| What the exercise asks |
Look for the string "handle" in the listing below and copy every line in which it appears.

| Recorded data |
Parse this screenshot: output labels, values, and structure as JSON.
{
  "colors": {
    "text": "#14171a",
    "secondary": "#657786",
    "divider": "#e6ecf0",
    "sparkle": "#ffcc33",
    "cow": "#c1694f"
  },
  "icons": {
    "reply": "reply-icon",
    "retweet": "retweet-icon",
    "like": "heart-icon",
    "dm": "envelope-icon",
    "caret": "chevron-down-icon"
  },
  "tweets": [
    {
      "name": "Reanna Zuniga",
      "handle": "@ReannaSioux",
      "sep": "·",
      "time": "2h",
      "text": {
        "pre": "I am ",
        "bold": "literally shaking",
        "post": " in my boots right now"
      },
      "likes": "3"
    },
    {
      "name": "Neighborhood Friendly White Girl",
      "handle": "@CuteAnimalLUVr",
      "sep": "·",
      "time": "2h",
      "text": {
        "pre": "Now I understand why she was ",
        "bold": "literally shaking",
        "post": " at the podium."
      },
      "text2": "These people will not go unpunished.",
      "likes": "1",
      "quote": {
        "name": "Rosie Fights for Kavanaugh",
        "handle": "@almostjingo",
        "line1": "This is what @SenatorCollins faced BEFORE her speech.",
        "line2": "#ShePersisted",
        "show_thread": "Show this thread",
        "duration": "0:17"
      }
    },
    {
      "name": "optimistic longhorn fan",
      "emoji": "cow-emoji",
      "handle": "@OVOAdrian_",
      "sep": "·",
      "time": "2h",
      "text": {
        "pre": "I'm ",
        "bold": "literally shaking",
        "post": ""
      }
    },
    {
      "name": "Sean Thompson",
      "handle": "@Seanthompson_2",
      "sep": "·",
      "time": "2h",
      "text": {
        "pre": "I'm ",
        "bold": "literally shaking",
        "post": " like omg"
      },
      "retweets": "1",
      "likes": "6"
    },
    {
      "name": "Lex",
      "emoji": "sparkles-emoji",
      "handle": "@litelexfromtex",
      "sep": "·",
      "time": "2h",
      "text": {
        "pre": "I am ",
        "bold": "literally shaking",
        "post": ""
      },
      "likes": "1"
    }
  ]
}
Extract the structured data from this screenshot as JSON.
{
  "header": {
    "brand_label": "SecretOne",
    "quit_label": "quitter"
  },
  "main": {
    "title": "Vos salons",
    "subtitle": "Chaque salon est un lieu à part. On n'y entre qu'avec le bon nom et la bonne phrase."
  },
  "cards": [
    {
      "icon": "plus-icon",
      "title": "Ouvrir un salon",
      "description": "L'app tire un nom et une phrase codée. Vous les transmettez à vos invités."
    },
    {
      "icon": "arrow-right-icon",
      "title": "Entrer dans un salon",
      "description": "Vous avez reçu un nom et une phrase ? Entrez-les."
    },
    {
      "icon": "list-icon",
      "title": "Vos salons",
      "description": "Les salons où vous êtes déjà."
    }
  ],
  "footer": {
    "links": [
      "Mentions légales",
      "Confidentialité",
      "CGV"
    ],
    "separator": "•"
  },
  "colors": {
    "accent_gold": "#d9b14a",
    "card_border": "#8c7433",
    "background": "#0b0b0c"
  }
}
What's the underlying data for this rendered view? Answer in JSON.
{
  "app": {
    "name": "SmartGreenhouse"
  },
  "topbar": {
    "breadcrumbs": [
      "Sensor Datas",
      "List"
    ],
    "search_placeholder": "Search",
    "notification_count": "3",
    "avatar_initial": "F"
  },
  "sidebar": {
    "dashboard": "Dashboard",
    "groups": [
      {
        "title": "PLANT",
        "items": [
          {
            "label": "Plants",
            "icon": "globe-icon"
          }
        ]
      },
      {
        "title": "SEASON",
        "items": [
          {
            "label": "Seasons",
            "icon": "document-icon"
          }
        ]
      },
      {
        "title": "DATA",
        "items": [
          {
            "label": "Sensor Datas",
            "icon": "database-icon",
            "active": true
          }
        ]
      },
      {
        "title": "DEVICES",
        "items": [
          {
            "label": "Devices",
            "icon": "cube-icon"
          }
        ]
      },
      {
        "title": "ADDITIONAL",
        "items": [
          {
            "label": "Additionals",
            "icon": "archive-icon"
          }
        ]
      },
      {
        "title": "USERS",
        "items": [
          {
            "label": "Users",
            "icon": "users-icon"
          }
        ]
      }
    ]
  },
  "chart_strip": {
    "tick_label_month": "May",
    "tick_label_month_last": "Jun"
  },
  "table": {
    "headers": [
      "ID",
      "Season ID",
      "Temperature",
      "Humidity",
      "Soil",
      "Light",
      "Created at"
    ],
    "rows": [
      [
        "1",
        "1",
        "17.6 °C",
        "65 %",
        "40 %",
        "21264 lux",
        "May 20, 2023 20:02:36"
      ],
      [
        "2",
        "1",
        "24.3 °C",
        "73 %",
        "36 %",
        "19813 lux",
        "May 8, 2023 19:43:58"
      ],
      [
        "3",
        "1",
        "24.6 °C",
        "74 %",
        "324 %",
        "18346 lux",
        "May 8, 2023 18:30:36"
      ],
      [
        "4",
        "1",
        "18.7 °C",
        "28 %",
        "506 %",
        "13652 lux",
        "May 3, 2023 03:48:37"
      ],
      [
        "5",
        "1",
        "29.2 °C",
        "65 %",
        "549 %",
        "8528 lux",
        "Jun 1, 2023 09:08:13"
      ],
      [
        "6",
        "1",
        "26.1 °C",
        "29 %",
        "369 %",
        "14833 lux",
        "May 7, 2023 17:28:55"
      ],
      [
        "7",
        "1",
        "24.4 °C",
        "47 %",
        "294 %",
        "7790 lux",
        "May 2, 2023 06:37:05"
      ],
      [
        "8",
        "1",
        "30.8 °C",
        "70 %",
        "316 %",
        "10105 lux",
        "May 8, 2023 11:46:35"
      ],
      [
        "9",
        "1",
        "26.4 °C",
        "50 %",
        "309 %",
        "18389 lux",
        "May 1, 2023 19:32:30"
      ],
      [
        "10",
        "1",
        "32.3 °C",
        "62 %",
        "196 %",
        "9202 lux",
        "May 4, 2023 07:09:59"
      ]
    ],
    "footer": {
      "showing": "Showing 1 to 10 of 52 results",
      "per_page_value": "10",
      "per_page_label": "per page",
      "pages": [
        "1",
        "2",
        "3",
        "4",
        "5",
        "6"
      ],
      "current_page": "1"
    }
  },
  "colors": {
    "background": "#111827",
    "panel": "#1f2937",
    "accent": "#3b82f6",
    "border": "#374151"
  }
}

| The answer |
      "handle": "@ReannaSioux",
      "handle": "@CuteAnimalLUVr",
        "handle": "@almostjingo",
      "handle": "@OVOAdrian_",
      "handle": "@Seanthompson_2",
      "handle": "@litelexfromtex",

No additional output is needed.